- Data under study -
<<<<

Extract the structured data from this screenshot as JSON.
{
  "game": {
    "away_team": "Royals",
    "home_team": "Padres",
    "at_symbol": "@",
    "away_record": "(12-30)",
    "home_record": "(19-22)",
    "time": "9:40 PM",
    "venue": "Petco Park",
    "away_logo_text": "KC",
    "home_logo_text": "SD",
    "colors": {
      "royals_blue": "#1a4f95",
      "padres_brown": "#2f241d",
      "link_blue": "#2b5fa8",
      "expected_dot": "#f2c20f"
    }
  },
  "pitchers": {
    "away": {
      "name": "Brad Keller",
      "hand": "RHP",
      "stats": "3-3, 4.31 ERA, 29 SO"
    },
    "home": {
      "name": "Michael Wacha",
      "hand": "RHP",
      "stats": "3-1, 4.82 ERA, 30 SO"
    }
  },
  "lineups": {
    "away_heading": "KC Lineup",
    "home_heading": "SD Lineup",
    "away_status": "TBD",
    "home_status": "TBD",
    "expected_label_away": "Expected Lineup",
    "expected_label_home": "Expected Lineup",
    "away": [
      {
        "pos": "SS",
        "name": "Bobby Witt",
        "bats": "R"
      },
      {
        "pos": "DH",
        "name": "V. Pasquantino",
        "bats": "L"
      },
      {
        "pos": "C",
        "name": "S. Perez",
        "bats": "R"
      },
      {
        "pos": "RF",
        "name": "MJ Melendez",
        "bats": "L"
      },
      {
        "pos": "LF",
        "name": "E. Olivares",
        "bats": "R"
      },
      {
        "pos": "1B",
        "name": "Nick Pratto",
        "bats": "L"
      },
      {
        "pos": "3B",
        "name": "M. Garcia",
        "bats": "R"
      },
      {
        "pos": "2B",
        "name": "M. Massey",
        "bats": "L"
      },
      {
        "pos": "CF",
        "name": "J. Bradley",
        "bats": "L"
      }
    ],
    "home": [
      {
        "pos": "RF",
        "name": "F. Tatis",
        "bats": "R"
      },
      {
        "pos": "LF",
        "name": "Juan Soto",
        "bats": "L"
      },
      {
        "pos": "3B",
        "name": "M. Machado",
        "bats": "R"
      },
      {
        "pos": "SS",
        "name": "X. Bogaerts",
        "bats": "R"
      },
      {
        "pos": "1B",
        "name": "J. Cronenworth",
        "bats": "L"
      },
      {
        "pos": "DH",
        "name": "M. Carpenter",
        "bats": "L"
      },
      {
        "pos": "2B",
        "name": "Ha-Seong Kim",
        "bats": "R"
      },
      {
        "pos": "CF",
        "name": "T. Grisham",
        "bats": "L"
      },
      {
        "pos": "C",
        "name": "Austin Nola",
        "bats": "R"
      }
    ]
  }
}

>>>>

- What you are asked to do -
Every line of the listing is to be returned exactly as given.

- Completed exercise -
Extract the structured data from this screenshot as JSON.
{
  "game": {
    "away_team": "Royals",
    "home_team": "Padres",
    "at_symbol": "@",
    "away_record": "(12-30)",
    "home_record": "(19-22)",
    "time": "9:40 PM",
    "venue": "Petco Park",
    "away_logo_text": "KC",
    "home_logo_text": "SD",
    "colors": {
      "royals_blue": "#1a4f95",
      "padres_brown": "#2f241d",
      "link_blue": "#2b5fa8",
      "expected_dot": "#f2c20f"
    }
  },
  "pitchers": {
    "away": {
      "name": "Brad Keller",
      "hand": "RHP",
      "stats": "3-3, 4.31 ERA, 29 SO"
    },
    "home": {
      "name": "Michael Wacha",
      "hand": "RHP",
      "stats": "3-1, 4.82 ERA, 30 SO"
    }
  },
  "lineups": {
    "away_heading": "KC Lineup",
    "home_heading": "SD Lineup",
    "away_status": "TBD",
    "home_status": "TBD",
    "expected_label_away": "Expected Lineup",
    "expected_label_home": "Expected Lineup",
    "away": [
      {
        "pos": "SS",
        "name": "Bobby Witt",
        "bats": "R"
      },
      {
        "pos": "DH",
        "name": "V. Pasquantino",
        "bats": "L"
      },
      {
        "pos": "C",
        "name": "S. Perez",
        "bats": "R"
      },
      {
        "pos": "RF",
        "name": "MJ Melendez",
        "bats": "L"
      },
      {
        "pos": "LF",
        "name": "E. Olivares",
        "bats": "R"
      },
      {
        "pos": "1B",
        "name": "Nick Pratto",
        "bats": "L"
      },
      {
        "pos": "3B",
        "name": "M. Garcia",
        "bats": "R"
      },
      {
        "pos": "2B",
        "name": "M. Massey",
        "bats": "L"
      },
      {
        "pos": "CF",
        "name": "J. Bradley",
        "bats": "L"
      }
    ],
    "home": [
      {
        "pos": "RF",
        "name": "F. Tatis",
        "bats": "R"
      },
      {
        "pos": "LF",
        "name": "Juan Soto",
        "bats": "L"
      },
      {
        "pos": "3B",
        "name": "M. Machado",
        "bats": "R"
      },
      {
        "pos": "SS",
        "name": "X. Bogaerts",
        "bats": "R"
      },
      {
        "pos": "1B",
        "name": "J. Cronenworth",
        "bats": "L"
      },
      {
        "pos": "DH",
        "name": "M. Carpenter",
        "bats": "L"
      },
      {
        "pos": "2B",
        "name": "Ha-Seong Kim",
        "bats": "R"
      },
      {
        "pos": "CF",
        "name": "T. Grisham",
        "bats": "L"
      },
      {
        "pos": "C",
        "name": "Austin Nola",
        "bats": "R"
      }
    ]
  }
}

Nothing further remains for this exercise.